■ **WHAT YOU SHOULD DO**: Gather all lines in the records below that include the word "Park".

■ **RECORD EXCERPTS**:

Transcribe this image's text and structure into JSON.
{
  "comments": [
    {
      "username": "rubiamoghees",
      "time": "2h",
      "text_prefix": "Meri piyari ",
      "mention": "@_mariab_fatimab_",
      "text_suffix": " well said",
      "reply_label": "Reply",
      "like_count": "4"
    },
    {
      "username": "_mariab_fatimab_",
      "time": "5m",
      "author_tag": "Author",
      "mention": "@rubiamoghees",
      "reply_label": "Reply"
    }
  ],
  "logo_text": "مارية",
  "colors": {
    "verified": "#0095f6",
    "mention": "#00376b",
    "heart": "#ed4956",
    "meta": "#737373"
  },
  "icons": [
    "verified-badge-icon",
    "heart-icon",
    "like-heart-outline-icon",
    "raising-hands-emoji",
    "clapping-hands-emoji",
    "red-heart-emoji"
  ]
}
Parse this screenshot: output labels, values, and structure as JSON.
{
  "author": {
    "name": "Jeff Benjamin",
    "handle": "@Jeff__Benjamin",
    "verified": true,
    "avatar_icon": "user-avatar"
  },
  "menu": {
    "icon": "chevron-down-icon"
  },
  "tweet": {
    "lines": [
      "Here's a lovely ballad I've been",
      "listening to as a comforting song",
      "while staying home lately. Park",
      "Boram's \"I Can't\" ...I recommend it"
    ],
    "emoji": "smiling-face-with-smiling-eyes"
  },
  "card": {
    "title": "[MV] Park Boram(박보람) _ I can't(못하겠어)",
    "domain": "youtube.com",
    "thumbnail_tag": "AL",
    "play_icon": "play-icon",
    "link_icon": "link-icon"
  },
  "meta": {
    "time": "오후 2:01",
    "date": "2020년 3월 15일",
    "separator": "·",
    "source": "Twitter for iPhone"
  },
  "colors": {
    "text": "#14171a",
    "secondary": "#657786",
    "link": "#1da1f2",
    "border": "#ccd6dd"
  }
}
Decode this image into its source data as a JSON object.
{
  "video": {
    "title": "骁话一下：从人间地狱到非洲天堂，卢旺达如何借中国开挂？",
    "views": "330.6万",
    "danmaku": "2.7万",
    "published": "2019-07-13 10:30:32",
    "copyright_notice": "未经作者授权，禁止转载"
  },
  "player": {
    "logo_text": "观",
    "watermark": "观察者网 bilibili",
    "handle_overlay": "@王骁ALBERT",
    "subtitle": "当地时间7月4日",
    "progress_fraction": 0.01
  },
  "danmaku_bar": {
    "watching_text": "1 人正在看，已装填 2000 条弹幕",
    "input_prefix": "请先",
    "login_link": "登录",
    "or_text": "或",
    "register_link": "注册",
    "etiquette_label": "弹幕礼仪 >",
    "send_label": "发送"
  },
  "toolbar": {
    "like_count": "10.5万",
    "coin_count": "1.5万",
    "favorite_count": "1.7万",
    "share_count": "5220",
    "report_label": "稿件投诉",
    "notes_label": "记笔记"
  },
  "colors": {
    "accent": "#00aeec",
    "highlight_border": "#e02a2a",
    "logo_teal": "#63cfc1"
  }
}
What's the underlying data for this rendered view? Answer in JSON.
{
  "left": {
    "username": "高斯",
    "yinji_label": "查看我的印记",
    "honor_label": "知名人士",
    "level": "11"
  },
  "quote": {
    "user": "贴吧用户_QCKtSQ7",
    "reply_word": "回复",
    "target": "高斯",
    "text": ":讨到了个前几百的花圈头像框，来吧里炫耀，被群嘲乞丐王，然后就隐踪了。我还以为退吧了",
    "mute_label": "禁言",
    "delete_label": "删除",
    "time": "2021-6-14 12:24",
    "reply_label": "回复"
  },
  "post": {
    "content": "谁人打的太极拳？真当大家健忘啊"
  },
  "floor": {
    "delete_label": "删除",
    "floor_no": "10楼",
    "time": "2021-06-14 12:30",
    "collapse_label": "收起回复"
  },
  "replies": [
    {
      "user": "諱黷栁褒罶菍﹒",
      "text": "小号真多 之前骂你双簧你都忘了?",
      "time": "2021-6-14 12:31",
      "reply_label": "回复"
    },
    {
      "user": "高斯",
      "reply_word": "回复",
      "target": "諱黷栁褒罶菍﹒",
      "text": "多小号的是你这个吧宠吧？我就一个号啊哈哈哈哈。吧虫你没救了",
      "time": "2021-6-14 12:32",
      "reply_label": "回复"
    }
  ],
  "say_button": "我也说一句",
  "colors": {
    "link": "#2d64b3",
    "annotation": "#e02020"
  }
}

■ **RESULT**:
      "while staying home lately. Park",
    "title": "[MV] Park Boram(박보람) _ I can't(못하겠어)",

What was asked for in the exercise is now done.